§ **Aim of the task**: Return every line below in which "data" appears.
::: Record excerpts :::
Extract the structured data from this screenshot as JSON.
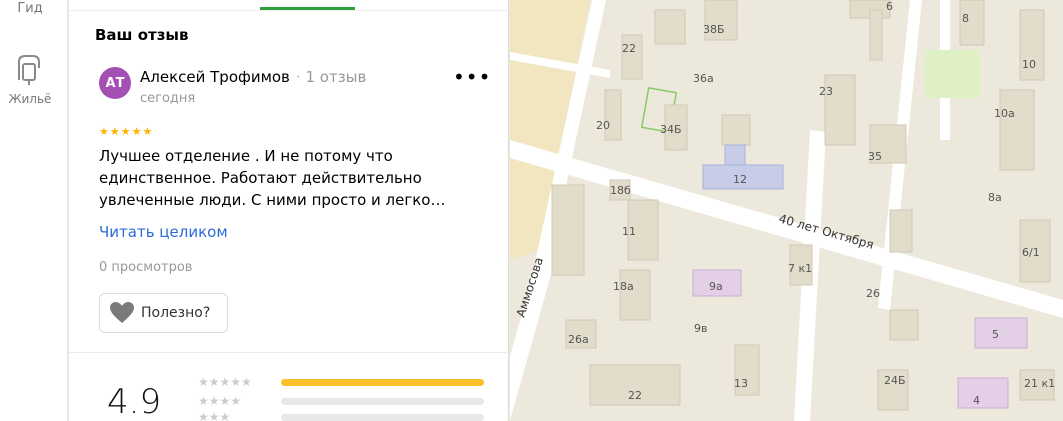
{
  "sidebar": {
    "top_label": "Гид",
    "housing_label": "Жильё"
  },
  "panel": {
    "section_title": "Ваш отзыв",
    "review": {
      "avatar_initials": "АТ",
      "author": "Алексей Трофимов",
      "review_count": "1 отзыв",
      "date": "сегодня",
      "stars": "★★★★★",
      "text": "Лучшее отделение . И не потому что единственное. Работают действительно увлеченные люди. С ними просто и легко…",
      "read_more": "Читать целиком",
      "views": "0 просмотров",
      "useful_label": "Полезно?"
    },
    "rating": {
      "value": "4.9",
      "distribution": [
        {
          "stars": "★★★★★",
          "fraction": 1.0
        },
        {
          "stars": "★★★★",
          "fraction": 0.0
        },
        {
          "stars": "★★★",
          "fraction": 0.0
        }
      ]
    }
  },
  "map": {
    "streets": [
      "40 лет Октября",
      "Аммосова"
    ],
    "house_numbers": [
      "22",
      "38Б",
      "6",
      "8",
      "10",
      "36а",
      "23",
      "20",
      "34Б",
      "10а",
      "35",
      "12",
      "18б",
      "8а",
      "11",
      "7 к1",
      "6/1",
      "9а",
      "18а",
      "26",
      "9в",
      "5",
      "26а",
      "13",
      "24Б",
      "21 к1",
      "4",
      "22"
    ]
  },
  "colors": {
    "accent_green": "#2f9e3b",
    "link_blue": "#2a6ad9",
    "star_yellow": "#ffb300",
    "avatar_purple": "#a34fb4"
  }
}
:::
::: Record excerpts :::
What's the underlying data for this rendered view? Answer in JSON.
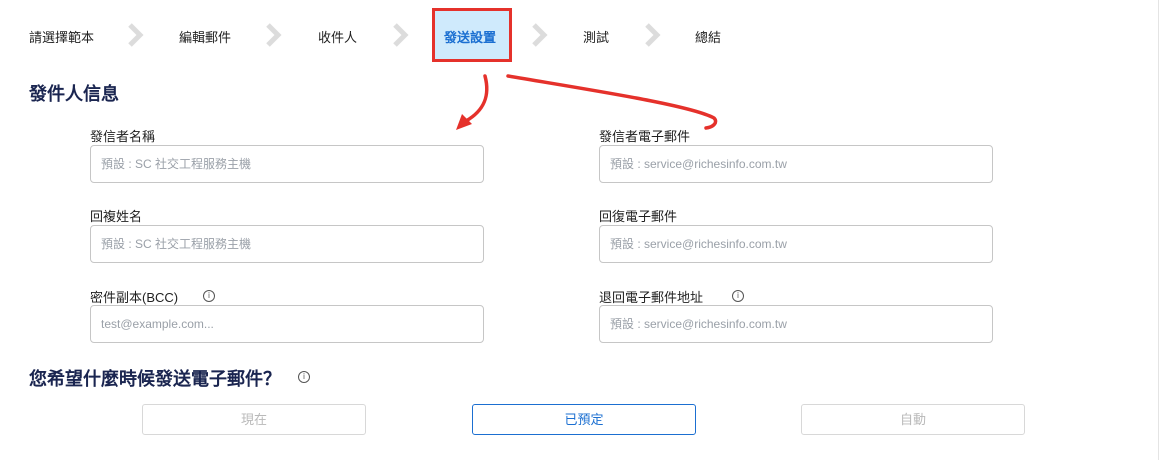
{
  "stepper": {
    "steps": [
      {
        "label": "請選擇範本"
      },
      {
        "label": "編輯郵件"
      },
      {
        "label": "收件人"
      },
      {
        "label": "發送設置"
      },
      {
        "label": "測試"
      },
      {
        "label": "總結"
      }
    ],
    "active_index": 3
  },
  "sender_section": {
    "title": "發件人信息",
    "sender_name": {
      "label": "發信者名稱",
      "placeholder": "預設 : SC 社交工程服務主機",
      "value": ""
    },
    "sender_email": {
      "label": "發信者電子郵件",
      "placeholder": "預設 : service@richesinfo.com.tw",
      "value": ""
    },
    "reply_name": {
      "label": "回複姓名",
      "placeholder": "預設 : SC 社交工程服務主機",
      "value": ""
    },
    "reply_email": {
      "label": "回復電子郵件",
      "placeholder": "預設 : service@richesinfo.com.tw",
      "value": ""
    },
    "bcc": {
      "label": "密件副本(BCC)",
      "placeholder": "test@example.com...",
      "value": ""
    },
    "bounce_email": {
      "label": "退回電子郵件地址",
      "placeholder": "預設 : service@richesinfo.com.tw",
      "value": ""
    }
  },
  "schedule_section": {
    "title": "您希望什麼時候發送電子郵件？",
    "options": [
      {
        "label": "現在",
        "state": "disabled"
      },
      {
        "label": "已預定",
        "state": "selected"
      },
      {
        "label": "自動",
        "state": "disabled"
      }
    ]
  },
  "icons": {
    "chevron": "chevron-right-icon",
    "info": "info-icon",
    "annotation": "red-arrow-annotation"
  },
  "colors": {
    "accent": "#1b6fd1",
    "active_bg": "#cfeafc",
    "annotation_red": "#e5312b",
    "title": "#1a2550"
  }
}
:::
§ **Your response**:
Extract the structured data from this screenshot as JSON.
What's the underlying data for this rendered view? Answer in JSON.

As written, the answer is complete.